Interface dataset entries
::::

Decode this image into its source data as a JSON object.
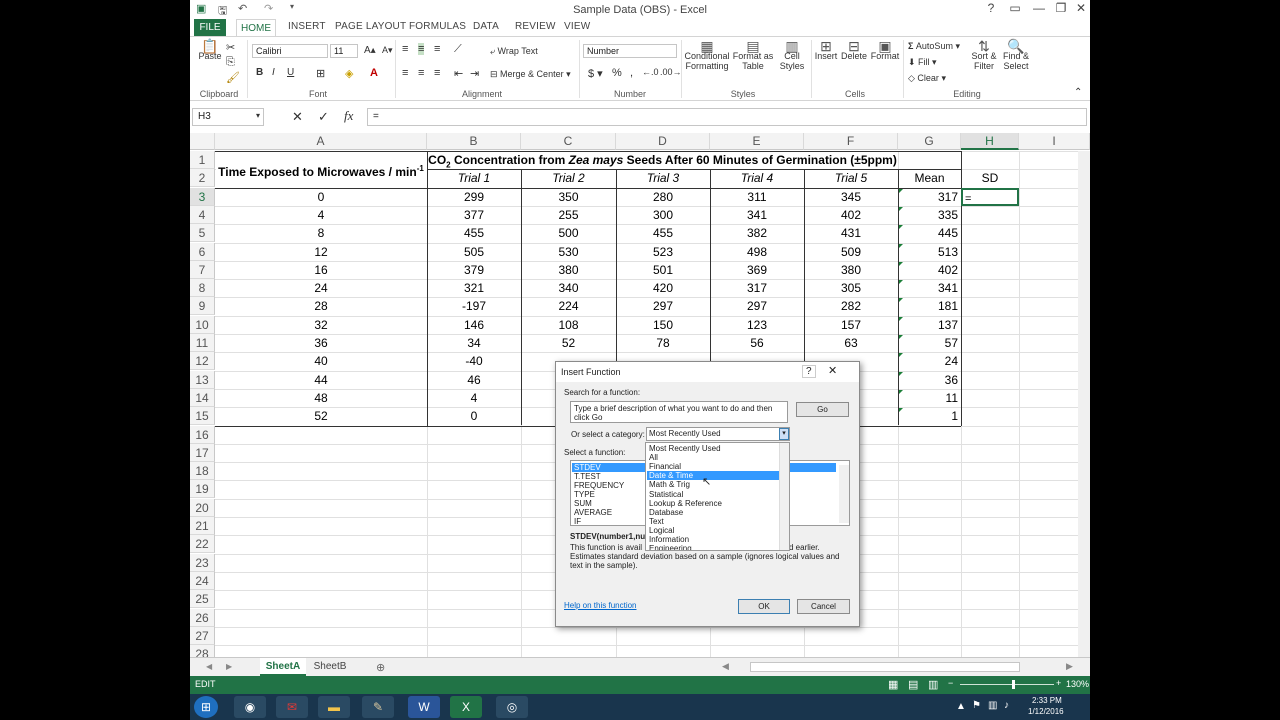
{
  "window": {
    "title": "Sample Data (OBS) - Excel"
  },
  "ribbon_tabs": [
    "FILE",
    "HOME",
    "INSERT",
    "PAGE LAYOUT",
    "FORMULAS",
    "DATA",
    "REVIEW",
    "VIEW"
  ],
  "ribbon": {
    "paste": "Paste",
    "font_name": "Calibri",
    "font_size": "11",
    "wrap_text": "Wrap Text",
    "merge_center": "Merge & Center",
    "number_format": "Number",
    "conditional_formatting": "Conditional Formatting",
    "format_as_table": "Format as Table",
    "cell_styles": "Cell Styles",
    "insert": "Insert",
    "delete": "Delete",
    "format": "Format",
    "autosum": "AutoSum",
    "fill": "Fill",
    "clear": "Clear",
    "sort_filter": "Sort & Filter",
    "find_select": "Find & Select",
    "groups": {
      "clipboard": "Clipboard",
      "font": "Font",
      "alignment": "Alignment",
      "number": "Number",
      "styles": "Styles",
      "cells": "Cells",
      "editing": "Editing"
    }
  },
  "formula_bar": {
    "name_box": "H3",
    "fx": "fx",
    "value": "="
  },
  "columns": [
    "A",
    "B",
    "C",
    "D",
    "E",
    "F",
    "G",
    "H",
    "I"
  ],
  "rows": [
    "1",
    "2",
    "3",
    "4",
    "5",
    "6",
    "7",
    "8",
    "9",
    "10",
    "11",
    "12",
    "13",
    "14",
    "15",
    "16",
    "17",
    "18",
    "19",
    "20",
    "21",
    "22",
    "23",
    "24",
    "25",
    "26",
    "27",
    "28"
  ],
  "sheet": {
    "a_header": "Time Exposed to Microwaves / min",
    "a_header_sup": "-1",
    "b_header_pre": "CO",
    "b_header_sub": "2",
    "b_header_mid": " Concentration from ",
    "b_header_italic": "Zea mays",
    "b_header_post": " Seeds After 60 Minutes of Germination (±5ppm)",
    "trials": [
      "Trial 1",
      "Trial 2",
      "Trial 3",
      "Trial 4",
      "Trial 5"
    ],
    "mean": "Mean",
    "sd": "SD",
    "h3": "=",
    "data": [
      [
        "0",
        "299",
        "350",
        "280",
        "311",
        "345",
        "317"
      ],
      [
        "4",
        "377",
        "255",
        "300",
        "341",
        "402",
        "335"
      ],
      [
        "8",
        "455",
        "500",
        "455",
        "382",
        "431",
        "445"
      ],
      [
        "12",
        "505",
        "530",
        "523",
        "498",
        "509",
        "513"
      ],
      [
        "16",
        "379",
        "380",
        "501",
        "369",
        "380",
        "402"
      ],
      [
        "24",
        "321",
        "340",
        "420",
        "317",
        "305",
        "341"
      ],
      [
        "28",
        "-197",
        "224",
        "297",
        "297",
        "282",
        "181"
      ],
      [
        "32",
        "146",
        "108",
        "150",
        "123",
        "157",
        "137"
      ],
      [
        "36",
        "34",
        "52",
        "78",
        "56",
        "63",
        "57"
      ],
      [
        "40",
        "-40",
        "",
        "",
        "",
        "",
        "24"
      ],
      [
        "44",
        "46",
        "",
        "",
        "",
        "",
        "36"
      ],
      [
        "48",
        "4",
        "",
        "",
        "",
        "",
        "11"
      ],
      [
        "52",
        "0",
        "",
        "",
        "",
        "",
        "1"
      ]
    ]
  },
  "sheet_tabs": [
    "SheetA",
    "SheetB"
  ],
  "status": {
    "mode": "EDIT",
    "zoom": "130%"
  },
  "taskbar": {
    "time": "2:33 PM",
    "date": "1/12/2016"
  },
  "dialog": {
    "title": "Insert Function",
    "search_label": "Search for a function:",
    "search_text": "Type a brief description of what you want to do and then click Go",
    "go": "Go",
    "category_label": "Or select a category:",
    "category_value": "Most Recently Used",
    "categories": [
      "Most Recently Used",
      "All",
      "Financial",
      "Date & Time",
      "Math & Trig",
      "Statistical",
      "Lookup & Reference",
      "Database",
      "Text",
      "Logical",
      "Information",
      "Engineering"
    ],
    "select_label": "Select a function:",
    "functions": [
      "STDEV",
      "T.TEST",
      "FREQUENCY",
      "TYPE",
      "SUM",
      "AVERAGE",
      "IF"
    ],
    "signature": "STDEV(number1,num",
    "desc1a": "This function is avail",
    "desc1b": "d earlier.",
    "desc2": "Estimates standard deviation based on a sample (ignores logical values and",
    "desc3": "text in the sample).",
    "help": "Help on this function",
    "ok": "OK",
    "cancel": "Cancel"
  }
}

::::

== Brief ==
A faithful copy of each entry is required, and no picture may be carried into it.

== Reply ==
Decode this image into its source data as a JSON object.
{
  "window": {
    "title": "Sample Data (OBS) - Excel"
  },
  "ribbon_tabs": [
    "FILE",
    "HOME",
    "INSERT",
    "PAGE LAYOUT",
    "FORMULAS",
    "DATA",
    "REVIEW",
    "VIEW"
  ],
  "ribbon": {
    "paste": "Paste",
    "font_name": "Calibri",
    "font_size": "11",
    "wrap_text": "Wrap Text",
    "merge_center": "Merge & Center",
    "number_format": "Number",
    "conditional_formatting": "Conditional Formatting",
    "format_as_table": "Format as Table",
    "cell_styles": "Cell Styles",
    "insert": "Insert",
    "delete": "Delete",
    "format": "Format",
    "autosum": "AutoSum",
    "fill": "Fill",
    "clear": "Clear",
    "sort_filter": "Sort & Filter",
    "find_select": "Find & Select",
    "groups": {
      "clipboard": "Clipboard",
      "font": "Font",
      "alignment": "Alignment",
      "number": "Number",
      "styles": "Styles",
      "cells": "Cells",
      "editing": "Editing"
    }
  },
  "formula_bar": {
    "name_box": "H3",
    "fx": "fx",
    "value": "="
  },
  "columns": [
    "A",
    "B",
    "C",
    "D",
    "E",
    "F",
    "G",
    "H",
    "I"
  ],
  "rows": [
    "1",
    "2",
    "3",
    "4",
    "5",
    "6",
    "7",
    "8",
    "9",
    "10",
    "11",
    "12",
    "13",
    "14",
    "15",
    "16",
    "17",
    "18",
    "19",
    "20",
    "21",
    "22",
    "23",
    "24",
    "25",
    "26",
    "27",
    "28"
  ],
  "sheet": {
    "a_header": "Time Exposed to Microwaves / min",
    "a_header_sup": "-1",
    "b_header_pre": "CO",
    "b_header_sub": "2",
    "b_header_mid": " Concentration from ",
    "b_header_italic": "Zea mays",
    "b_header_post": " Seeds After 60 Minutes of Germination (±5ppm)",
    "trials": [
      "Trial 1",
      "Trial 2",
      "Trial 3",
      "Trial 4",
      "Trial 5"
    ],
    "mean": "Mean",
    "sd": "SD",
    "h3": "=",
    "data": [
      [
        "0",
        "299",
        "350",
        "280",
        "311",
        "345",
        "317"
      ],
      [
        "4",
        "377",
        "255",
        "300",
        "341",
        "402",
        "335"
      ],
      [
        "8",
        "455",
        "500",
        "455",
        "382",
        "431",
        "445"
      ],
      [
        "12",
        "505",
        "530",
        "523",
        "498",
        "509",
        "513"
      ],
      [
        "16",
        "379",
        "380",
        "501",
        "369",
        "380",
        "402"
      ],
      [
        "24",
        "321",
        "340",
        "420",
        "317",
        "305",
        "341"
      ],
      [
        "28",
        "-197",
        "224",
        "297",
        "297",
        "282",
        "181"
      ],
      [
        "32",
        "146",
        "108",
        "150",
        "123",
        "157",
        "137"
      ],
      [
        "36",
        "34",
        "52",
        "78",
        "56",
        "63",
        "57"
      ],
      [
        "40",
        "-40",
        "",
        "",
        "",
        "",
        "24"
      ],
      [
        "44",
        "46",
        "",
        "",
        "",
        "",
        "36"
      ],
      [
        "48",
        "4",
        "",
        "",
        "",
        "",
        "11"
      ],
      [
        "52",
        "0",
        "",
        "",
        "",
        "",
        "1"
      ]
    ]
  },
  "sheet_tabs": [
    "SheetA",
    "SheetB"
  ],
  "status": {
    "mode": "EDIT",
    "zoom": "130%"
  },
  "taskbar": {
    "time": "2:33 PM",
    "date": "1/12/2016"
  },
  "dialog": {
    "title": "Insert Function",
    "search_label": "Search for a function:",
    "search_text": "Type a brief description of what you want to do and then click Go",
    "go": "Go",
    "category_label": "Or select a category:",
    "category_value": "Most Recently Used",
    "categories": [
      "Most Recently Used",
      "All",
      "Financial",
      "Date & Time",
      "Math & Trig",
      "Statistical",
      "Lookup & Reference",
      "Database",
      "Text",
      "Logical",
      "Information",
      "Engineering"
    ],
    "select_label": "Select a function:",
    "functions": [
      "STDEV",
      "T.TEST",
      "FREQUENCY",
      "TYPE",
      "SUM",
      "AVERAGE",
      "IF"
    ],
    "signature": "STDEV(number1,num",
    "desc1a": "This function is avail",
    "desc1b": "d earlier.",
    "desc2": "Estimates standard deviation based on a sample (ignores logical values and",
    "desc3": "text in the sample).",
    "help": "Help on this function",
    "ok": "OK",
    "cancel": "Cancel"
  }
}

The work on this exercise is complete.